→ What is required: The expected output is every entry, copied exactly.

→ Data entries:
* * *

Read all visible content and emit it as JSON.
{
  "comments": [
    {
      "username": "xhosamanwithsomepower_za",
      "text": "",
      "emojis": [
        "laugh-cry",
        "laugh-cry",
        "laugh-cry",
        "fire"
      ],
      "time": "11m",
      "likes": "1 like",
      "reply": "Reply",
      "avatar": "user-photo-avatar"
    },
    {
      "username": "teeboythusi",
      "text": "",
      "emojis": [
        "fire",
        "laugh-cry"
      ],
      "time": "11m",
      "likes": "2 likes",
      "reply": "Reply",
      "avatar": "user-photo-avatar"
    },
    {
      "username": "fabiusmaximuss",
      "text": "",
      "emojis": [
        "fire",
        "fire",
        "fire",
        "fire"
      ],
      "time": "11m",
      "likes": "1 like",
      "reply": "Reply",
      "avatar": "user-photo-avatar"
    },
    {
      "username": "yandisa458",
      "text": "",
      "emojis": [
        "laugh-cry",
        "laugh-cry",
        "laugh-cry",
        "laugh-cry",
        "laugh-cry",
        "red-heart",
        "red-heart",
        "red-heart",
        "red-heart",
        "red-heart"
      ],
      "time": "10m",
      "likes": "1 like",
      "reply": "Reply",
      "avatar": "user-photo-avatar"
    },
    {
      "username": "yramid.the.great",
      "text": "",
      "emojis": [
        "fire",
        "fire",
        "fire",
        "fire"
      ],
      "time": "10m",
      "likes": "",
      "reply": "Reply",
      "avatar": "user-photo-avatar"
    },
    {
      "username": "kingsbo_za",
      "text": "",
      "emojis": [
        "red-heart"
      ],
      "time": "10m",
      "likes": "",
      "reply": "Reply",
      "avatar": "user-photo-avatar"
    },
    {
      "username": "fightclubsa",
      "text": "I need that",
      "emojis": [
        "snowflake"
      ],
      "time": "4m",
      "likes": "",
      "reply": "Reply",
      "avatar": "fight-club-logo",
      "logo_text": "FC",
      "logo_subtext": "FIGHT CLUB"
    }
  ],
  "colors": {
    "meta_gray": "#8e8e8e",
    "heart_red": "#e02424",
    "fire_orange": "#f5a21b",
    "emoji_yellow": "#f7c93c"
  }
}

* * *

→ Exercise output:
Read all visible content and emit it as JSON.
{
  "comments": [
    {
      "username": "xhosamanwithsomepower_za",
      "text": "",
      "emojis": [
        "laugh-cry",
        "laugh-cry",
        "laugh-cry",
        "fire"
      ],
      "time": "11m",
      "likes": "1 like",
      "reply": "Reply",
      "avatar": "user-photo-avatar"
    },
    {
      "username": "teeboythusi",
      "text": "",
      "emojis": [
        "fire",
        "laugh-cry"
      ],
      "time": "11m",
      "likes": "2 likes",
      "reply": "Reply",
      "avatar": "user-photo-avatar"
    },
    {
      "username": "fabiusmaximuss",
      "text": "",
      "emojis": [
        "fire",
        "fire",
        "fire",
        "fire"
      ],
      "time": "11m",
      "likes": "1 like",
      "reply": "Reply",
      "avatar": "user-photo-avatar"
    },
    {
      "username": "yandisa458",
      "text": "",
      "emojis": [
        "laugh-cry",
        "laugh-cry",
        "laugh-cry",
        "laugh-cry",
        "laugh-cry",
        "red-heart",
        "red-heart",
        "red-heart",
        "red-heart",
        "red-heart"
      ],
      "time": "10m",
      "likes": "1 like",
      "reply": "Reply",
      "avatar": "user-photo-avatar"
    },
    {
      "username": "yramid.the.great",
      "text": "",
      "emojis": [
        "fire",
        "fire",
        "fire",
        "fire"
      ],
      "time": "10m",
      "likes": "",
      "reply": "Reply",
      "avatar": "user-photo-avatar"
    },
    {
      "username": "kingsbo_za",
      "text": "",
      "emojis": [
        "red-heart"
      ],
      "time": "10m",
      "likes": "",
      "reply": "Reply",
      "avatar": "user-photo-avatar"
    },
    {
      "username": "fightclubsa",
      "text": "I need that",
      "emojis": [
        "snowflake"
      ],
      "time": "4m",
      "likes": "",
      "reply": "Reply",
      "avatar": "fight-club-logo",
      "logo_text": "FC",
      "logo_subtext": "FIGHT CLUB"
    }
  ],
  "colors": {
    "meta_gray": "#8e8e8e",
    "heart_red": "#e02424",
    "fire_orange": "#f5a21b",
    "emoji_yellow": "#f7c93c"
  }
}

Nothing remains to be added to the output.